━━━━━ SOURCE MATERIAL ━━━━━

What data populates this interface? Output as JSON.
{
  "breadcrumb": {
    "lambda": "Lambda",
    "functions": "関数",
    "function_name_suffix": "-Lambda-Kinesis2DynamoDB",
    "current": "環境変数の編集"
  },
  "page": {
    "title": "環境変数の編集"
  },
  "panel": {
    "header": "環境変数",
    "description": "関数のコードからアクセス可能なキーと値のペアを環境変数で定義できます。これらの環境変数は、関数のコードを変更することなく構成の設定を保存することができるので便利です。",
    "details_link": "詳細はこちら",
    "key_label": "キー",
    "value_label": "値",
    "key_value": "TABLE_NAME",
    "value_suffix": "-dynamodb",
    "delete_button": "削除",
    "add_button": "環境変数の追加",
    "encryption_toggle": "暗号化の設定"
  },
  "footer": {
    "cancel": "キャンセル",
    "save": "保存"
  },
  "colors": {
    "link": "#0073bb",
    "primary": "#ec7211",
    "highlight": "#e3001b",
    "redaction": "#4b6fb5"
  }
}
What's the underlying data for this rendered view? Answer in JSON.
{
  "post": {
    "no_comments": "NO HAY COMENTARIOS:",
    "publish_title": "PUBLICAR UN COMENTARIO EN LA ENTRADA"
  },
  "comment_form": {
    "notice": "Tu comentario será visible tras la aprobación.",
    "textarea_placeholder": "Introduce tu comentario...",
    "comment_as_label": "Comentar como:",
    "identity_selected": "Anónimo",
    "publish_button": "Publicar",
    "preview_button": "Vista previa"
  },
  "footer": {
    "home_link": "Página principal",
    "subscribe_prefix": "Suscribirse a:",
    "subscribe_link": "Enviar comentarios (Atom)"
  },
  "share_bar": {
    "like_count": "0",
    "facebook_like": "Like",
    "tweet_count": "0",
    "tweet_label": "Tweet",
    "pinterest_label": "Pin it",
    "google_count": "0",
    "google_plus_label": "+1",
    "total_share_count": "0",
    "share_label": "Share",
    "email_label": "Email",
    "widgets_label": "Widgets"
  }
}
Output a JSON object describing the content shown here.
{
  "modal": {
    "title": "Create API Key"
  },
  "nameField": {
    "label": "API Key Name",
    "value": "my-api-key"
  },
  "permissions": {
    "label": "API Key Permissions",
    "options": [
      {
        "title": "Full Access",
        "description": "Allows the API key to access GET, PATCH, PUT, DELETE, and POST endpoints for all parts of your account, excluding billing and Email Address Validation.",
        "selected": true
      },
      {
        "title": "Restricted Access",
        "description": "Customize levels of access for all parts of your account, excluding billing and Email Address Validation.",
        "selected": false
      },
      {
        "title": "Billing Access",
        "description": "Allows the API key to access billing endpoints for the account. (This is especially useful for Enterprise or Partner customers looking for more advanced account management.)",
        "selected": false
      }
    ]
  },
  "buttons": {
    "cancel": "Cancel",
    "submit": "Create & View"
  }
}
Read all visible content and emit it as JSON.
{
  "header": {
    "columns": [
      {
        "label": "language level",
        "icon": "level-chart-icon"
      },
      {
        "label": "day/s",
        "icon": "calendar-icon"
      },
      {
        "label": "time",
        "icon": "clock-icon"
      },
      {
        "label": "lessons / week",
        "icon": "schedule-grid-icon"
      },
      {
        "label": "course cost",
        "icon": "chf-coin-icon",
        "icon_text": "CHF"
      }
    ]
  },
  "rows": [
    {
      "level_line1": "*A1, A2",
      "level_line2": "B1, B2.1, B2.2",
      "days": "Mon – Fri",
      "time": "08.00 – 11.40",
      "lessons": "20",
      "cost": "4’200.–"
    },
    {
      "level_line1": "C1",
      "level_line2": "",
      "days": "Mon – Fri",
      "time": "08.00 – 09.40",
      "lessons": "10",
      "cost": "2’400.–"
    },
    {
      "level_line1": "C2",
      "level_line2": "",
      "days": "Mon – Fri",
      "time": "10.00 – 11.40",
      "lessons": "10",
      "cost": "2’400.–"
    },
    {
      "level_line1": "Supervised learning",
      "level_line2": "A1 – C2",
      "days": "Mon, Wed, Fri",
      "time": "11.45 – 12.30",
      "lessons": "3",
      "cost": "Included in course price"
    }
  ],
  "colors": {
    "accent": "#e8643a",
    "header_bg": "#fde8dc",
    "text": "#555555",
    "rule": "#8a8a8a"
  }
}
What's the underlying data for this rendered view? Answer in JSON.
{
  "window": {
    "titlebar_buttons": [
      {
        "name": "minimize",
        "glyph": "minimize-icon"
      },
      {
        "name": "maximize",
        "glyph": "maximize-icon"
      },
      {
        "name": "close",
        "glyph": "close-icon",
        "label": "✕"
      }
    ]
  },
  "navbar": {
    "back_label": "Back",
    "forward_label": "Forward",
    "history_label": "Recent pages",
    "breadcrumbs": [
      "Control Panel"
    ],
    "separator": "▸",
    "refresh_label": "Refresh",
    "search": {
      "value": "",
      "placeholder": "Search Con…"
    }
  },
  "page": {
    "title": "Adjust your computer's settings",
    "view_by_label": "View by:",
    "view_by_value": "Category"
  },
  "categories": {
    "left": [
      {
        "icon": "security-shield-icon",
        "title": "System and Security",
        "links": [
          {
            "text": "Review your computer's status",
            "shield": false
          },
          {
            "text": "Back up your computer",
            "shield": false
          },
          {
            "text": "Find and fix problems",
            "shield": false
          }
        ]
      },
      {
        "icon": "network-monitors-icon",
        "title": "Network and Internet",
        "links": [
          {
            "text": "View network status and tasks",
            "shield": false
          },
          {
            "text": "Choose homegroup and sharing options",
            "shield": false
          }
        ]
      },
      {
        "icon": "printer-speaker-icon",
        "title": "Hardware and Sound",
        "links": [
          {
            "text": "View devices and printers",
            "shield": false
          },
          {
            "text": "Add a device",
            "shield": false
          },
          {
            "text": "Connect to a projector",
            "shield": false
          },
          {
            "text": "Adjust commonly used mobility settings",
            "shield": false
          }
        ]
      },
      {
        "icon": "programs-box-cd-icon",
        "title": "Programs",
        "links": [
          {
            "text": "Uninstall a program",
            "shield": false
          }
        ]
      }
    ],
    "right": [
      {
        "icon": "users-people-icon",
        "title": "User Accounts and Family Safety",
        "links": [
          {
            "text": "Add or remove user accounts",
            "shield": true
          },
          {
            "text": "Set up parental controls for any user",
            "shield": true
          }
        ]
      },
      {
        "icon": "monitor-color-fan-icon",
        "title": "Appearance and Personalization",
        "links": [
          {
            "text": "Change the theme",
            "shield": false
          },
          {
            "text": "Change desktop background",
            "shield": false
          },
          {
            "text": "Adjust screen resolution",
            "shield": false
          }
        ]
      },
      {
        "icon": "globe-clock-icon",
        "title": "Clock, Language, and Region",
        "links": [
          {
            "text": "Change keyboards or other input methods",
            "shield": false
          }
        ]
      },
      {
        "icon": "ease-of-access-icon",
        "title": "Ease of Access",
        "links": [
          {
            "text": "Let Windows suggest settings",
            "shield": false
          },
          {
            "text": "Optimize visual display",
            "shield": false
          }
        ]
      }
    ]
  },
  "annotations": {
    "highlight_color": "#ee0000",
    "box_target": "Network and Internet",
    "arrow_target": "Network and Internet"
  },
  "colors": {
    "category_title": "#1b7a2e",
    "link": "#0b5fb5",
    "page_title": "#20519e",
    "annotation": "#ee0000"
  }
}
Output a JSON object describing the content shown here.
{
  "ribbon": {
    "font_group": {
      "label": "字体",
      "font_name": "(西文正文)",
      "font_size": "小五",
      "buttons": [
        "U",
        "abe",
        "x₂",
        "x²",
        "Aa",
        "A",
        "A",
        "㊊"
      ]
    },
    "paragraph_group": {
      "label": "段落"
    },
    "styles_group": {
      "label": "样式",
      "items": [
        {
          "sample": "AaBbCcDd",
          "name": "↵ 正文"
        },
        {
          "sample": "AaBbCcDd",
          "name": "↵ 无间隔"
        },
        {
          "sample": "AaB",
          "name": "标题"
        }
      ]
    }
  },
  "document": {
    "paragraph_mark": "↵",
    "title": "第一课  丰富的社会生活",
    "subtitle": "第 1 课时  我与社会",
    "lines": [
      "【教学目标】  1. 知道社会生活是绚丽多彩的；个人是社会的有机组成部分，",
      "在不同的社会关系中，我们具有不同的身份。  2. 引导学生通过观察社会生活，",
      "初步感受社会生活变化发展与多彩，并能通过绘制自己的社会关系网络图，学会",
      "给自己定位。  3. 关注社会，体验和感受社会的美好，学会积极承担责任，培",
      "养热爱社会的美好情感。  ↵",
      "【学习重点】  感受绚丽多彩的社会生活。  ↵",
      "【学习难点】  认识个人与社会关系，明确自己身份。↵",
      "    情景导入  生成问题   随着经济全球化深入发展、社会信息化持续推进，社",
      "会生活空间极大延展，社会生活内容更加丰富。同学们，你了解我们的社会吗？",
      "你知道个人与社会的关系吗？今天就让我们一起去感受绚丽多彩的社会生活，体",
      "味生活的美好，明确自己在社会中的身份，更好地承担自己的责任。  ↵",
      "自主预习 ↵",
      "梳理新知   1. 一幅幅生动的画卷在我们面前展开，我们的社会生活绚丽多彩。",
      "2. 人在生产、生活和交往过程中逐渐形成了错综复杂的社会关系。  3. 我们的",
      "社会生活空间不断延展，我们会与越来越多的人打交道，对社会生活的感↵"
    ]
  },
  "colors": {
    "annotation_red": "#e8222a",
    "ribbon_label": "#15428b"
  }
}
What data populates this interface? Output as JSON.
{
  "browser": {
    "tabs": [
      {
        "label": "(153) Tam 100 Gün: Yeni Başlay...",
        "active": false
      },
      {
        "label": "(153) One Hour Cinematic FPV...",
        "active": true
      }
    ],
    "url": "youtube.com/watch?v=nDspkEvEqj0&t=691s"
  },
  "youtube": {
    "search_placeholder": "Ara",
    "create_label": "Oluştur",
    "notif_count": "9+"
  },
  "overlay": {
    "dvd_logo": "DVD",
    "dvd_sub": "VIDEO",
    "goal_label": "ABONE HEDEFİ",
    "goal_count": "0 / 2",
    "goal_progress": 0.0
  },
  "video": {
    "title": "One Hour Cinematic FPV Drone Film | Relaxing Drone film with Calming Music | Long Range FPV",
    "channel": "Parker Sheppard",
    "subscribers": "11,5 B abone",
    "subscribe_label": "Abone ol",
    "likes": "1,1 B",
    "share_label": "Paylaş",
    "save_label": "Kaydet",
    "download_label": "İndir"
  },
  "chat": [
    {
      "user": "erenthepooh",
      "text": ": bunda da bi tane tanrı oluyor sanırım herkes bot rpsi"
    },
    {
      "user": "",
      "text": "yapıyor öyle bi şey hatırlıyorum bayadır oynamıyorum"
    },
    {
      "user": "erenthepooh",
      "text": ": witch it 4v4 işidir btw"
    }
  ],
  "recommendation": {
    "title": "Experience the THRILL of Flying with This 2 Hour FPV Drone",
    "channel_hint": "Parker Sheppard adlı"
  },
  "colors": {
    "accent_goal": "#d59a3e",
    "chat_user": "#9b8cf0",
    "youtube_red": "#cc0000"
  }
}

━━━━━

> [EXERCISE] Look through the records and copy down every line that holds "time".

> [TASK ANSWER]
        "label": "time",
      "time": "08.00 – 11.40",
      "time": "08.00 – 09.40",
      "time": "10.00 – 11.40",
      "time": "11.45 – 12.30",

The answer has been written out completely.